I was listening to Fresh Air on NPR yesterday where Bill Moyers was being interviewed. There were a couple comments he made that struck a cord with me. Moyers was a primer mover in the formation of what eventually became the Public Broadcasting System. In discussing public television, he said “the most important thing that we can do is to continue to treat Americans as citizens, not just consumers. If you look out and all you see is an audience of consumers, you want to sell them something. If you look out and see an audience of citizens, you want to share something with them.”
This seems important to remember in these times when cultural organizations are trying to discover ways to serve their audiences better. As much as we adopt the methods and techniques of the for profit in order to address the changing expectations of the population, it will become important to remember that there are a few characteristics that separate the non-profit world from the for, and that is the intent with which we approach audiences.
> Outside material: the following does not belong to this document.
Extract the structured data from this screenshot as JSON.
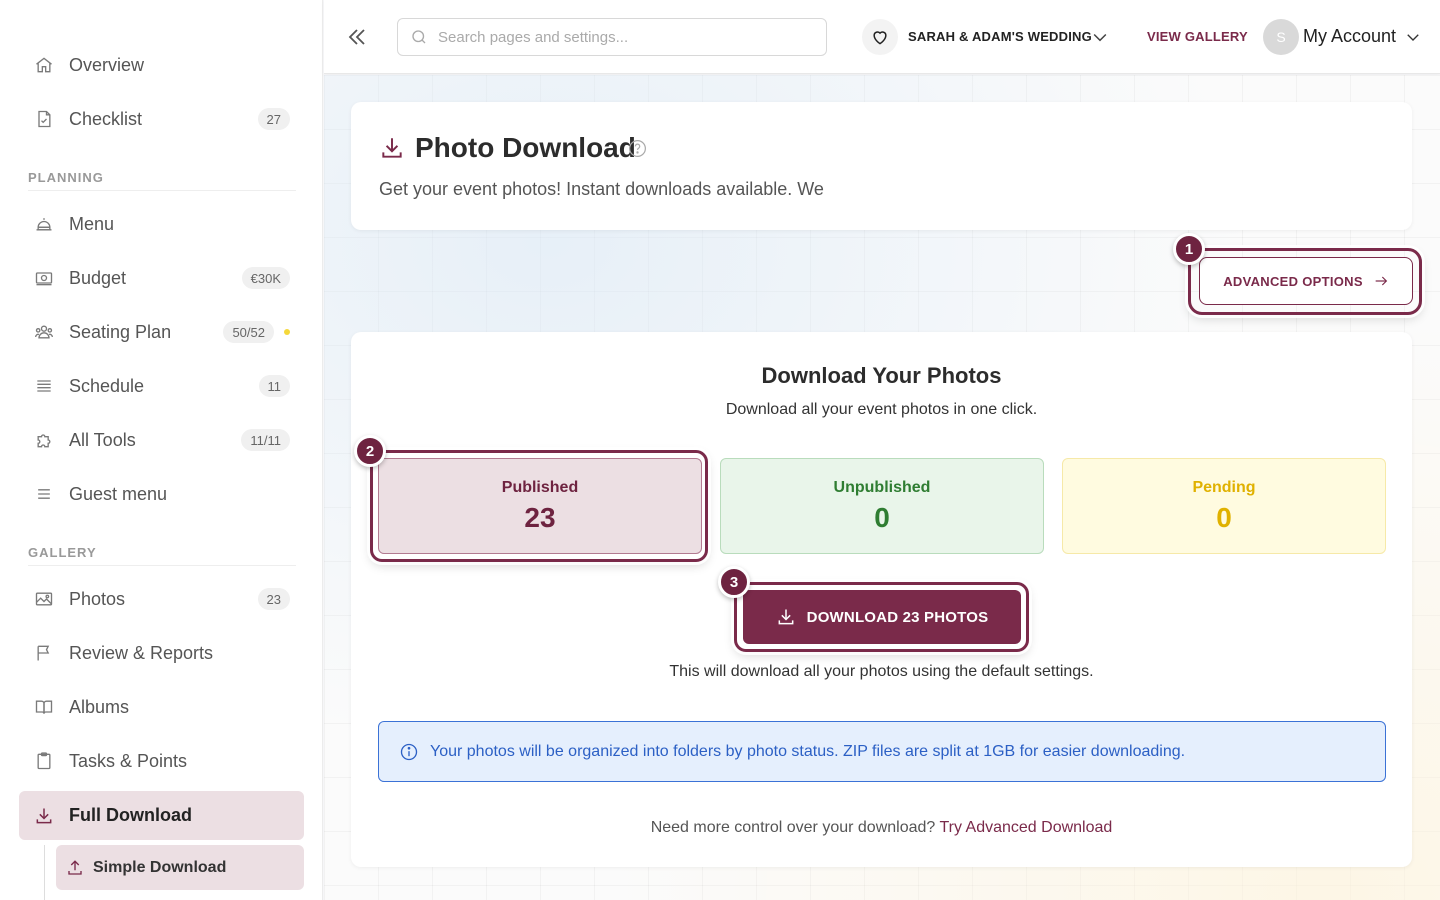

Moyers also discussed the rise of blogging and likens it to the early days of the US as a nation when the low cost of printing presses provided “ink stained wretches” like Tom Paine with the ability to disseminate their views of the world. He notes the material they printed was very partisan and lacked the objectivity that journalists at least claim to aspire to today. Blogging today, he says, is the closest society has approached to the democratic expression of the nation’s youth.
Speaking of blogging and democratic expression, (since I speak of it so often)I was pleased to see the Artful Manager mention a theatre in Seattle which has provided audiences with the opportunity to blog about the shows they have seen. The first comment apparently came within 40 minutes of the show’s end. Since then there have been some additional entries.
The only disappointing element of the project is that comments are apparently approved of by a gatekeeper on staff. The comments are written by a number of people, but they are listed as being posted by a single person. In fact, in order to comment, you have to email your thoughts to a person whereas with my blog, you can comment on what I have to say immediately.
True, I can eventually delete what you have to say, but I have to find the comment first. This being my 52nd or so entry, that will become more difficult as time goes on. There is also the chance someone will read a critical comment before I remove it and catch me when I delete it. As I have stated before, if an organization is going to invite candor, they have to remove any appearance that they censor it out.